Records from a data collection:
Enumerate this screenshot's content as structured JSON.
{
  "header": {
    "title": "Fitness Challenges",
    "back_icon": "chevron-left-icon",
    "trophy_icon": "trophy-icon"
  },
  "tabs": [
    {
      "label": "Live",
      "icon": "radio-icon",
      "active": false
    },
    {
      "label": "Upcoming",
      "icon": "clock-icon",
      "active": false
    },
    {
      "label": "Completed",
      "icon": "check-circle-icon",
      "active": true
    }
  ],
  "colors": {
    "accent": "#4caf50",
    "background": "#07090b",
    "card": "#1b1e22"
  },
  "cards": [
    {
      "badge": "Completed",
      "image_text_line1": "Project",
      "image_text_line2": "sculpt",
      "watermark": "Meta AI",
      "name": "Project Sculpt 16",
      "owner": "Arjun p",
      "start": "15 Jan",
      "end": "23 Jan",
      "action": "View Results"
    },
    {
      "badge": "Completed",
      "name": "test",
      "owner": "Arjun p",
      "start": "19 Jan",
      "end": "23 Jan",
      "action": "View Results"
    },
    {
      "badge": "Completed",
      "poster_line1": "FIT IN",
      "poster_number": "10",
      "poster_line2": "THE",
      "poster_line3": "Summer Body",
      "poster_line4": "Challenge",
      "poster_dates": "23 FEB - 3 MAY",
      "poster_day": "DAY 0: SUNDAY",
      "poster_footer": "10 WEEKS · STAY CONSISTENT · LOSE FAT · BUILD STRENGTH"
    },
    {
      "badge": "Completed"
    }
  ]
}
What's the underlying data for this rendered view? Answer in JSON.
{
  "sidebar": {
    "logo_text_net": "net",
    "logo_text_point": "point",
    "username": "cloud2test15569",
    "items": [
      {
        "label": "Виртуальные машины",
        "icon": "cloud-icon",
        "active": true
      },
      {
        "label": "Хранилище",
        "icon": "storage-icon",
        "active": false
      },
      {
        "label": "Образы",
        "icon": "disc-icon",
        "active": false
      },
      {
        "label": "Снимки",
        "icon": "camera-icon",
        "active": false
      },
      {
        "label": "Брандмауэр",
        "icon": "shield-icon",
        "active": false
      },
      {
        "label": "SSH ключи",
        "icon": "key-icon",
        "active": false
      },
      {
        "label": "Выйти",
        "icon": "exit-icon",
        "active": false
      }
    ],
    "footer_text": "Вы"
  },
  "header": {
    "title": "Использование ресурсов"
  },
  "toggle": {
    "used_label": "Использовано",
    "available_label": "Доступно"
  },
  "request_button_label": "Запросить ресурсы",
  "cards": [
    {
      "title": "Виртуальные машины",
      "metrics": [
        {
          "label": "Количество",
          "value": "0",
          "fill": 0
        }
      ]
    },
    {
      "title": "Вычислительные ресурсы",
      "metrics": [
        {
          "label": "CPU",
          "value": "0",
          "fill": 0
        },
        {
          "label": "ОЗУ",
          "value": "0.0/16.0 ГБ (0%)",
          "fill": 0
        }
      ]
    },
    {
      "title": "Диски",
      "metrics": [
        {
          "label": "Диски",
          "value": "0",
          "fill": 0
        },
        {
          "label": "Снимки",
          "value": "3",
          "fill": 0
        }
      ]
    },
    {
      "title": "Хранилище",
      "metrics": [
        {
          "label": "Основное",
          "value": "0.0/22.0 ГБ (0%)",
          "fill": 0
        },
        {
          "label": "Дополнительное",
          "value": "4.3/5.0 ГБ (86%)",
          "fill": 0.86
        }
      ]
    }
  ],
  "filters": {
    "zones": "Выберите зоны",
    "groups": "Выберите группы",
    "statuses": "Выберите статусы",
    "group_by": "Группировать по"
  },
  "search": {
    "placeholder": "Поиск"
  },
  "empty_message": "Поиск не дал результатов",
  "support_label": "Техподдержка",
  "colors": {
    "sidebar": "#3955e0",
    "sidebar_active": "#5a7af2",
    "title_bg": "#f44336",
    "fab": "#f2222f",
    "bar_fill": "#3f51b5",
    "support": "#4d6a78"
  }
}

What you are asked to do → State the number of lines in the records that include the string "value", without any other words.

Answer to the exercise → 7